“If you suspect you have a hearing loss, there is no better time than this month to get a screening,” said Virginia L. Moore, executive director of the Kentucky Commission on the Deaf and Hard of Hearing. “If you find that you have a hearing loss, it can make you feel isolated. KCDHH can help you navigate the ocean of options available to you.”

One way to be tested is through the National Hearing Test, which is conducted over the phone. A landline connection is recommended. To take the test, call (866) 223-7575 and you will be guided through an automated process. The test takes about 10 minutes and you will receive your results immediately.

“Hearing loss affects people of all ages,” said Dr. Jill Preminger, associate professor of audiology at the University of Louisville. “Early identification and treatment is important as untreated hearing loss is associated with communication problems with family, friends and colleagues; depression; social isolation; and dementia.”

The test is a quick and accurate hearing screening to determine if you need a complete hearing evaluation with an audiologist. It was scientifically developed with funding from the National Institutes of Health to provide a low-cost screening test that can easily be taken over a telephone.
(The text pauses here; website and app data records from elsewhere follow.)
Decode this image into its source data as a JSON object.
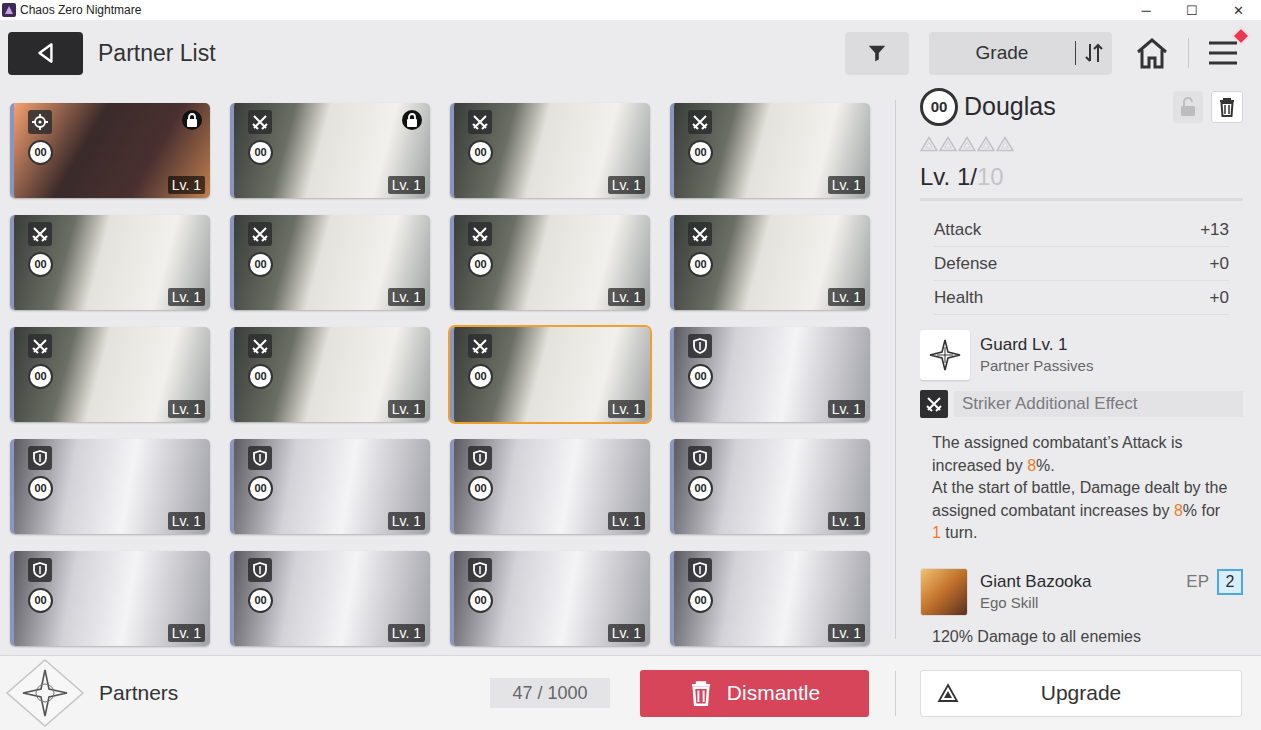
{
  "window": {
    "title": "Chaos Zero Nightmare",
    "controls": [
      "─",
      "☐",
      "✕"
    ]
  },
  "header": {
    "title": "Partner List",
    "sort": {
      "label": "Grade"
    },
    "menu_alert": true
  },
  "partners": [
    {
      "kind": "rabbit",
      "role": "target",
      "badge": "00",
      "level": "Lv. 1",
      "locked": true,
      "selected": false
    },
    {
      "kind": "douglas",
      "role": "striker",
      "badge": "00",
      "level": "Lv. 1",
      "locked": true,
      "selected": false
    },
    {
      "kind": "douglas",
      "role": "striker",
      "badge": "00",
      "level": "Lv. 1",
      "locked": false,
      "selected": false
    },
    {
      "kind": "douglas",
      "role": "striker",
      "badge": "00",
      "level": "Lv. 1",
      "locked": false,
      "selected": false
    },
    {
      "kind": "douglas",
      "role": "striker",
      "badge": "00",
      "level": "Lv. 1",
      "locked": false,
      "selected": false
    },
    {
      "kind": "douglas",
      "role": "striker",
      "badge": "00",
      "level": "Lv. 1",
      "locked": false,
      "selected": false
    },
    {
      "kind": "douglas",
      "role": "striker",
      "badge": "00",
      "level": "Lv. 1",
      "locked": false,
      "selected": false
    },
    {
      "kind": "douglas",
      "role": "striker",
      "badge": "00",
      "level": "Lv. 1",
      "locked": false,
      "selected": false
    },
    {
      "kind": "douglas",
      "role": "striker",
      "badge": "00",
      "level": "Lv. 1",
      "locked": false,
      "selected": false
    },
    {
      "kind": "douglas",
      "role": "striker",
      "badge": "00",
      "level": "Lv. 1",
      "locked": false,
      "selected": false
    },
    {
      "kind": "douglas",
      "role": "striker",
      "badge": "00",
      "level": "Lv. 1",
      "locked": false,
      "selected": true
    },
    {
      "kind": "silver",
      "role": "shield",
      "badge": "00",
      "level": "Lv. 1",
      "locked": false,
      "selected": false
    },
    {
      "kind": "silver",
      "role": "shield",
      "badge": "00",
      "level": "Lv. 1",
      "locked": false,
      "selected": false
    },
    {
      "kind": "silver",
      "role": "shield",
      "badge": "00",
      "level": "Lv. 1",
      "locked": false,
      "selected": false
    },
    {
      "kind": "silver",
      "role": "shield",
      "badge": "00",
      "level": "Lv. 1",
      "locked": false,
      "selected": false
    },
    {
      "kind": "silver",
      "role": "shield",
      "badge": "00",
      "level": "Lv. 1",
      "locked": false,
      "selected": false
    },
    {
      "kind": "silver",
      "role": "shield",
      "badge": "00",
      "level": "Lv. 1",
      "locked": false,
      "selected": false
    },
    {
      "kind": "silver",
      "role": "shield",
      "badge": "00",
      "level": "Lv. 1",
      "locked": false,
      "selected": false
    },
    {
      "kind": "silver",
      "role": "shield",
      "badge": "00",
      "level": "Lv. 1",
      "locked": false,
      "selected": false
    },
    {
      "kind": "silver",
      "role": "shield",
      "badge": "00",
      "level": "Lv. 1",
      "locked": false,
      "selected": false
    }
  ],
  "detail": {
    "badge": "00",
    "name": "Douglas",
    "locked": false,
    "stars": 0,
    "star_slots": 5,
    "level": "Lv. 1/",
    "level_max": "10",
    "stats": [
      {
        "label": "Attack",
        "value": "+13"
      },
      {
        "label": "Defense",
        "value": "+0"
      },
      {
        "label": "Health",
        "value": "+0"
      }
    ],
    "passive": {
      "name": "Guard Lv. 1",
      "type": "Partner Passives"
    },
    "effect": {
      "label": "Striker Additional Effect"
    },
    "description": [
      [
        {
          "text": "The assigned combatant’s Attack is increased by ",
          "highlight": false
        },
        {
          "text": "8",
          "highlight": true
        },
        {
          "text": "%.",
          "highlight": false
        }
      ],
      [
        {
          "text": "At the start of battle, Damage dealt by the assigned combatant increases by ",
          "highlight": false
        },
        {
          "text": "8",
          "highlight": true
        },
        {
          "text": "% for ",
          "highlight": false
        },
        {
          "text": "1",
          "highlight": true
        },
        {
          "text": " turn.",
          "highlight": false
        }
      ]
    ],
    "skill": {
      "name": "Giant Bazooka",
      "type": "Ego Skill",
      "cost_label": "EP",
      "cost": "2",
      "description": "120% Damage to all enemies"
    }
  },
  "footer": {
    "title": "Partners",
    "count": "47 / 1000",
    "dismantle": "Dismantle",
    "upgrade": "Upgrade"
  }
}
The screening, which is normally $8, is provided as a public service and has no financial connection with any hearing products or services.

To take the test or to learn more, visit www.nationalhearingtest.org

In addition to the National Hearing Test, the Hearing Loss Association of America – Kentucky Chapters will host various presentations in May. Visit the organization’s Facebook page https://www.facebook.com/HearingLossAssociationofAmericaKentuckyChapters for more information.

The KCDHH serves the nearly 700,000 Kentuckians who have a hearing loss.